(Entries from a dataset of interfaces)
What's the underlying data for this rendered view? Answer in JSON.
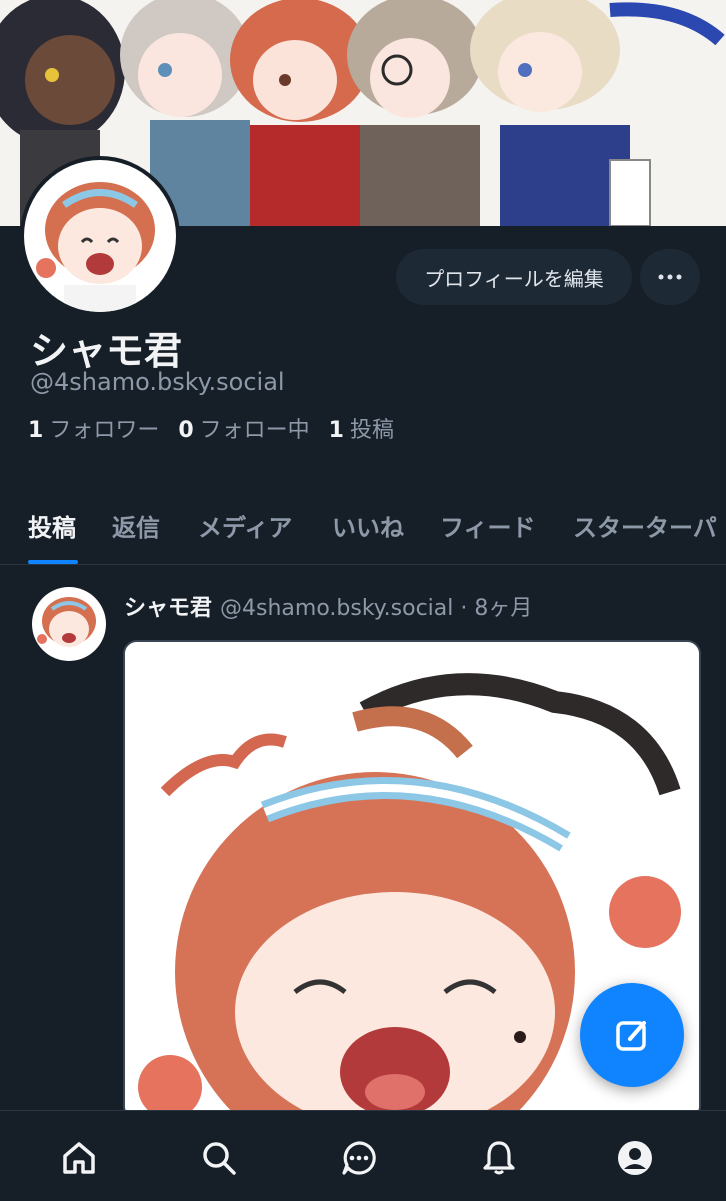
{
  "profile": {
    "display_name": "シャモ君",
    "handle": "@4shamo.bsky.social",
    "edit_button_label": "プロフィールを編集",
    "stats": {
      "followers_count": "1",
      "followers_label": "フォロワー",
      "following_count": "0",
      "following_label": "フォロー中",
      "posts_count": "1",
      "posts_label": "投稿"
    }
  },
  "tabs": [
    {
      "label": "投稿",
      "active": true
    },
    {
      "label": "返信",
      "active": false
    },
    {
      "label": "メディア",
      "active": false
    },
    {
      "label": "いいね",
      "active": false
    },
    {
      "label": "フィード",
      "active": false
    },
    {
      "label": "スターターパ",
      "active": false
    }
  ],
  "post": {
    "author_name": "シャモ君",
    "author_handle": "@4shamo.bsky.social",
    "time_ago": "· 8ヶ月"
  },
  "bottom_nav": [
    "home-icon",
    "search-icon",
    "chat-icon",
    "bell-icon",
    "profile-icon"
  ],
  "colors": {
    "background": "#161e27",
    "accent": "#1083fe",
    "muted_text": "#8d99a8"
  }
}
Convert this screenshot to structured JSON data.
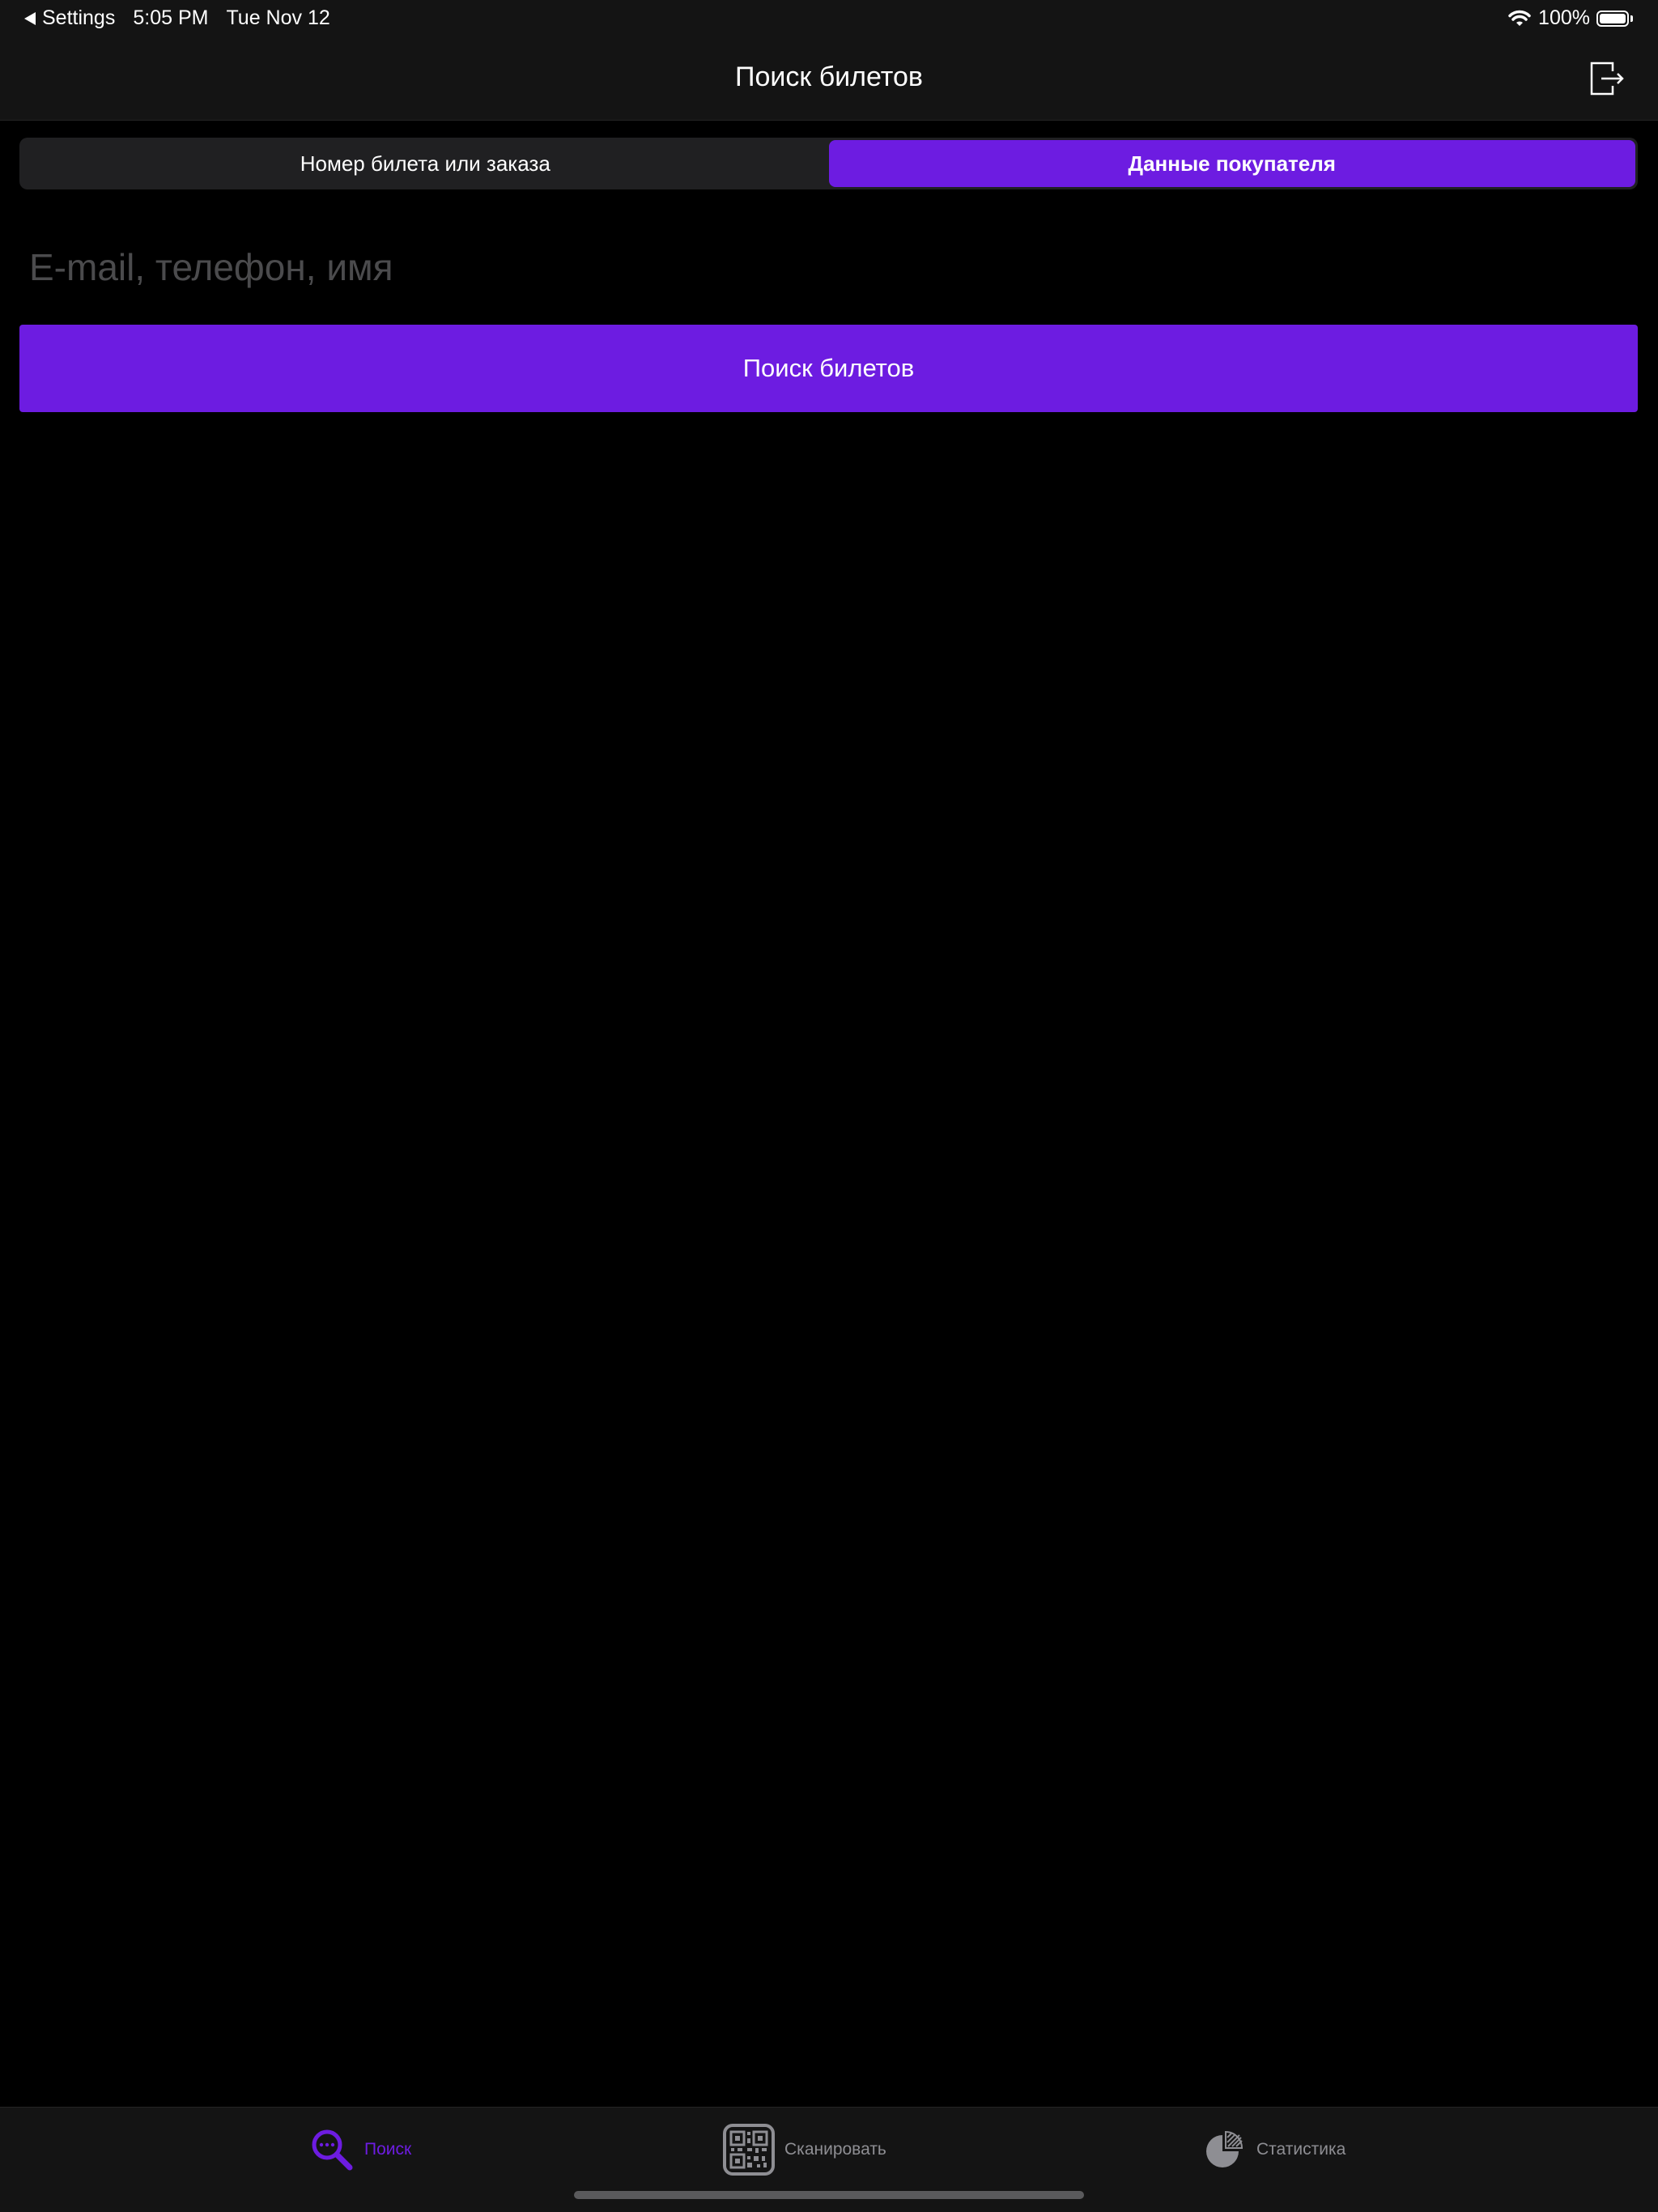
{
  "status_bar": {
    "back_label": "Settings",
    "time": "5:05 PM",
    "date": "Tue Nov 12",
    "battery": "100%",
    "battery_level": 1.0
  },
  "nav": {
    "title": "Поиск билетов",
    "logout_icon": "logout-icon"
  },
  "segments": [
    {
      "label": "Номер билета или заказа",
      "selected": false
    },
    {
      "label": "Данные покупателя",
      "selected": true
    }
  ],
  "search": {
    "placeholder": "E-mail, телефон, имя",
    "value": ""
  },
  "search_button": {
    "label": "Поиск билетов"
  },
  "tabs": [
    {
      "label": "Поиск",
      "icon": "search-icon",
      "active": true
    },
    {
      "label": "Сканировать",
      "icon": "qr-code-icon",
      "active": false
    },
    {
      "label": "Статистика",
      "icon": "pie-chart-icon",
      "active": false
    }
  ],
  "colors": {
    "accent": "#6d1ce1",
    "background": "#000000",
    "bar_background": "#141414",
    "inactive_tab": "#8e8e93",
    "placeholder": "#4b4b4d"
  }
}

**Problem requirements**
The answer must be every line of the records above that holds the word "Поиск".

**Output of the task**
    "title": "Поиск билетов",
    "label": "Поиск билетов"
      "label": "Поиск",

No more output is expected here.